• _Your assignment_
From the first line to the last, print the records exactly.

• _Exercise materials_
- - - - - - -

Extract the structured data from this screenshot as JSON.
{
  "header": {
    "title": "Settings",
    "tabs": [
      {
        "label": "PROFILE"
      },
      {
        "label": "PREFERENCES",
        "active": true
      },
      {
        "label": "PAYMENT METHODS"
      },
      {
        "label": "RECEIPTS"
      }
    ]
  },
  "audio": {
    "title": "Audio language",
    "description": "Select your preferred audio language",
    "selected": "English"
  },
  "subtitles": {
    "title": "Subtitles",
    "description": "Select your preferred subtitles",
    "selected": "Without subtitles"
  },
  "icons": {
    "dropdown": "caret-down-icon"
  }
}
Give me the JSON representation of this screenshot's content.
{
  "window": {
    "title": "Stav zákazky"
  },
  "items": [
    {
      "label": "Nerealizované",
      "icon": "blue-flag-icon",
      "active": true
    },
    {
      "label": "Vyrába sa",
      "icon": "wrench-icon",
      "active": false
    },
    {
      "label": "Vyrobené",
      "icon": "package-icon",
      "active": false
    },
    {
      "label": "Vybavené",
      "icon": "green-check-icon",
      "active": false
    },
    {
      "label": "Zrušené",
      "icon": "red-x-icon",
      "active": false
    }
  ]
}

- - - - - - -

• _Response to the exercise_
Extract the structured data from this screenshot as JSON.
{
  "header": {
    "title": "Settings",
    "tabs": [
      {
        "label": "PROFILE"
      },
      {
        "label": "PREFERENCES",
        "active": true
      },
      {
        "label": "PAYMENT METHODS"
      },
      {
        "label": "RECEIPTS"
      }
    ]
  },
  "audio": {
    "title": "Audio language",
    "description": "Select your preferred audio language",
    "selected": "English"
  },
  "subtitles": {
    "title": "Subtitles",
    "description": "Select your preferred subtitles",
    "selected": "Without subtitles"
  },
  "icons": {
    "dropdown": "caret-down-icon"
  }
}
Give me the JSON representation of this screenshot's content.
{
  "window": {
    "title": "Stav zákazky"
  },
  "items": [
    {
      "label": "Nerealizované",
      "icon": "blue-flag-icon",
      "active": true
    },
    {
      "label": "Vyrába sa",
      "icon": "wrench-icon",
      "active": false
    },
    {
      "label": "Vyrobené",
      "icon": "package-icon",
      "active": false
    },
    {
      "label": "Vybavené",
      "icon": "green-check-icon",
      "active": false
    },
    {
      "label": "Zrušené",
      "icon": "red-x-icon",
      "active": false
    }
  ]
}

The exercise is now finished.